Worker’s Cottage Interior Rehab
A former worker’s cottage in Fitzroy, Australia was turned into a small and sweet home with surprising features like multiple courtyards, exposed brick and a loft accessed by a ladder. Re-named The Dolls House by design studio Edwards Moore, the layout of the home was simplified and enhanced with charming little details throughout.
The volume of the home has been divided into three rooms. A small courtyard separates each area, putting the living room at the front, the kitchen/dining area in the middle, and a bedroom/bathroom in an extension at the back of the house.
The rough but sophisticated look of the home is what makes it so unique. There are walls with peeling plaster, exposing the brick beneath, sitting next to designer furniture and accessories.
The two courtyards receive large amounts of sunlight each day, brightening up the home and creating inviting spaces that are at once indoors and outdoors. The courtyards also serve to separate yet connect the different areas of the home.
To preserve part of the home’s heritage as a worker’s cottage, the architects decided to leave the street facade the way it was. It is the smallest house on the street, but once inside it is obvious that this tiny home has huge personality. The owner wanted an uncomplicated home, and he got just that with the stylishly rough and raw surfaces found throughout the house.
“The smallest house on the street, renovation of a workers cottage in Fitzroy Retaining the existing street frontage and primary living areas whilst fragmenting the building addition beyond. Creating courtyards which serve to separate yet connect the functions for living. A collection of raw and untreated finishes creating a grit that compliments the owners desire for an uncomplicated living arrangement.”

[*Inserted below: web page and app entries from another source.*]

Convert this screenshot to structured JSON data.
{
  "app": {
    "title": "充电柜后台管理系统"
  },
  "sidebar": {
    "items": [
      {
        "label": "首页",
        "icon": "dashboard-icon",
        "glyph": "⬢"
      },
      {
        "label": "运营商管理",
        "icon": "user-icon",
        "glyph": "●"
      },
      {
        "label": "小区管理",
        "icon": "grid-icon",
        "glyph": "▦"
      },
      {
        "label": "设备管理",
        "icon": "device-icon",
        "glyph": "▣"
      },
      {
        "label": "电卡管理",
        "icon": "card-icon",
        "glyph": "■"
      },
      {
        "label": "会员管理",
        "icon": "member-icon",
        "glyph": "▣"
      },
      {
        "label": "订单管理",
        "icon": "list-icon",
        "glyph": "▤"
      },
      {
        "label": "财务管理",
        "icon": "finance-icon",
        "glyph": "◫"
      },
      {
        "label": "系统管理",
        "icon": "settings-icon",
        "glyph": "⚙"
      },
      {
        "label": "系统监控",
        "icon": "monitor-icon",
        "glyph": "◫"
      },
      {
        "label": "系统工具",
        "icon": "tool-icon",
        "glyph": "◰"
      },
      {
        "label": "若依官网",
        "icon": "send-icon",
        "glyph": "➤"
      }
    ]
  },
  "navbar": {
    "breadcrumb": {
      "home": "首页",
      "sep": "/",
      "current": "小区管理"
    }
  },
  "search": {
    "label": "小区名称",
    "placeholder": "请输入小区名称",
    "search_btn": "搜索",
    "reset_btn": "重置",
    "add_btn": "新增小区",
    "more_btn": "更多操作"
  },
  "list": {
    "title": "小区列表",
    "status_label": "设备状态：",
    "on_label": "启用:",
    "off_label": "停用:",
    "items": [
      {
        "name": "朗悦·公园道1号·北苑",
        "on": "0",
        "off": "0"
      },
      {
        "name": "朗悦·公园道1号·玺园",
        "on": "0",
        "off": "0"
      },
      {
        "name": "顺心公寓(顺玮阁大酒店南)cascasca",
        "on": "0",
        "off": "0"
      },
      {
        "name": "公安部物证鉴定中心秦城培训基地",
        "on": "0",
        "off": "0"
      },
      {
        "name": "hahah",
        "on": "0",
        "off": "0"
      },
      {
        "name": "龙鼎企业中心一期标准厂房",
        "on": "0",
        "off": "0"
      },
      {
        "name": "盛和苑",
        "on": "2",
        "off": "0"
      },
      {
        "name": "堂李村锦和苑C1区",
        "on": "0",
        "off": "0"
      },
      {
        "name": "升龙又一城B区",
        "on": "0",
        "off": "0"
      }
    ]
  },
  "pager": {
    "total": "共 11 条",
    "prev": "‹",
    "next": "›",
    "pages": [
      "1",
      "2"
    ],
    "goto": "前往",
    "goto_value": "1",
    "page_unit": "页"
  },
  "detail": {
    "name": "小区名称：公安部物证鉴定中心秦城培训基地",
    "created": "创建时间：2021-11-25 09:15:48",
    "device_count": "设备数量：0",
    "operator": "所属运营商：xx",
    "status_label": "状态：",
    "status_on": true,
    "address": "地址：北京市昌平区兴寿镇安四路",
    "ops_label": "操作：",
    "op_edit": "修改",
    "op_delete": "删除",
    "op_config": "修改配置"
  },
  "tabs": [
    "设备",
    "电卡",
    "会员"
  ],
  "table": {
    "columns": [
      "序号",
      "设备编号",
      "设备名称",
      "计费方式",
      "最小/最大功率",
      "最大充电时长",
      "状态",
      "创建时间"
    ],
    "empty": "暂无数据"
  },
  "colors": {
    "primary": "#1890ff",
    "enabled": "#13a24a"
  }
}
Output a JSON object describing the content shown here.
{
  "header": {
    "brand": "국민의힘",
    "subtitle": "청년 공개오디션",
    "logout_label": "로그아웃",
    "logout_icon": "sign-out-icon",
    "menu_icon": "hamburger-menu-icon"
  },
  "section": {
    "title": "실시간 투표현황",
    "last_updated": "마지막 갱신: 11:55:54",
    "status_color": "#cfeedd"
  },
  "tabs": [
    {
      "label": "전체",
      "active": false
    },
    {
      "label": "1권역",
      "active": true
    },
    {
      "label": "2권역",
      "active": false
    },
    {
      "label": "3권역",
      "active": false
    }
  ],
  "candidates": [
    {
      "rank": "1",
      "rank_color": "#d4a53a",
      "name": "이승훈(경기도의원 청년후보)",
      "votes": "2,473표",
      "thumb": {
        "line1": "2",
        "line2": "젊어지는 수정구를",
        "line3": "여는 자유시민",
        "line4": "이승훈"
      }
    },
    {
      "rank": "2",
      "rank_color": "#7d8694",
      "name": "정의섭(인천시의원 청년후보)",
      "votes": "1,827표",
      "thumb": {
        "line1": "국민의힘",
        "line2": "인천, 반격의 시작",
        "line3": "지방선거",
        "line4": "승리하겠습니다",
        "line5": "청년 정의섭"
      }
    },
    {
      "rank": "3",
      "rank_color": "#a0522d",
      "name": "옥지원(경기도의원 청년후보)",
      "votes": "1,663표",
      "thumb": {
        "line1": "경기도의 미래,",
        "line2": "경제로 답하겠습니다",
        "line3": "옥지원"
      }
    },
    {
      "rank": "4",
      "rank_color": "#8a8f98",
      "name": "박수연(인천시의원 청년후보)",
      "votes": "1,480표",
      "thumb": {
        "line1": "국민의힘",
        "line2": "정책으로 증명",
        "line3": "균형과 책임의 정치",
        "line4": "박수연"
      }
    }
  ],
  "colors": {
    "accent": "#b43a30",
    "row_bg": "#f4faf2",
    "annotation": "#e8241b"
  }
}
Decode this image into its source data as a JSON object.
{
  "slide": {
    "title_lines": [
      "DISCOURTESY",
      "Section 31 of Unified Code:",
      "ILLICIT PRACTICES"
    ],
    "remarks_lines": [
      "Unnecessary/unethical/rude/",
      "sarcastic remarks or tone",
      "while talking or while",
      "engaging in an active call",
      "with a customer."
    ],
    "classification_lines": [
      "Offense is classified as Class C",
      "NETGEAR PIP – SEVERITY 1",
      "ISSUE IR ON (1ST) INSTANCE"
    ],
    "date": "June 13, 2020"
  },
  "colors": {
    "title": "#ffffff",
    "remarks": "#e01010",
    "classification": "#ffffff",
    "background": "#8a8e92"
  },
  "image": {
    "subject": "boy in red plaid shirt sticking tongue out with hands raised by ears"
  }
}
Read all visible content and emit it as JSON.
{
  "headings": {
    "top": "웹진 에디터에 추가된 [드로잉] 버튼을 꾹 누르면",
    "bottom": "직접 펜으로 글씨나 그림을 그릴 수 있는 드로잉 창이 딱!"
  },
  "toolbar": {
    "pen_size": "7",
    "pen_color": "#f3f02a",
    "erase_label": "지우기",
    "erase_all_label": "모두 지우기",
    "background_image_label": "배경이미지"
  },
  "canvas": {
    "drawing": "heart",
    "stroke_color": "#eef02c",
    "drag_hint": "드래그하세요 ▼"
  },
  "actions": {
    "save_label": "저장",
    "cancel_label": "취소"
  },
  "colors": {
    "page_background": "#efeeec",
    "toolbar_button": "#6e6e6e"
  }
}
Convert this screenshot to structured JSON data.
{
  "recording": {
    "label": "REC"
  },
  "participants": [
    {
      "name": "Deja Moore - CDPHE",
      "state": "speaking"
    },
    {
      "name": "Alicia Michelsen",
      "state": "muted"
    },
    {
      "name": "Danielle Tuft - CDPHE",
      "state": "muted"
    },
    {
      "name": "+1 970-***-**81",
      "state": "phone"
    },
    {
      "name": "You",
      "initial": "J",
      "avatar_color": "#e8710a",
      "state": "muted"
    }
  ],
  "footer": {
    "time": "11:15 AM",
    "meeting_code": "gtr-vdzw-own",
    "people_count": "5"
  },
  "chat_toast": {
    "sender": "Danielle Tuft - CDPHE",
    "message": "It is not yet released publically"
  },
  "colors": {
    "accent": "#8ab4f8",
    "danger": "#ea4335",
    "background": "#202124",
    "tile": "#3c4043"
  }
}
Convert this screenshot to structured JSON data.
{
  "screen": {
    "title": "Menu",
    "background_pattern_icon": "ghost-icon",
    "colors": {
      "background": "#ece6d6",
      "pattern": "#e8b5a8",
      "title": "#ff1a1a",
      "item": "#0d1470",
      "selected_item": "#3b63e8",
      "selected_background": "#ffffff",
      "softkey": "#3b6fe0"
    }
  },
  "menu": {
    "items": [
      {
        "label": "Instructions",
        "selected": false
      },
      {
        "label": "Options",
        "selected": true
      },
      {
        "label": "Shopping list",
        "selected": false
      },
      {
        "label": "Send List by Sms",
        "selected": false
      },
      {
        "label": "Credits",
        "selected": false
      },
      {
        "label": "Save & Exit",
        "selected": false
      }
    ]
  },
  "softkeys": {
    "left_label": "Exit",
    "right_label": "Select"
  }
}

“Echoes of the homes history are reflected in discreetly choreographed gold panels located throughout the space. An abundance of natural light refracting off the all white interiors create a sense of the ethereal, an otherworldly environment hidden amongst the urban grain.”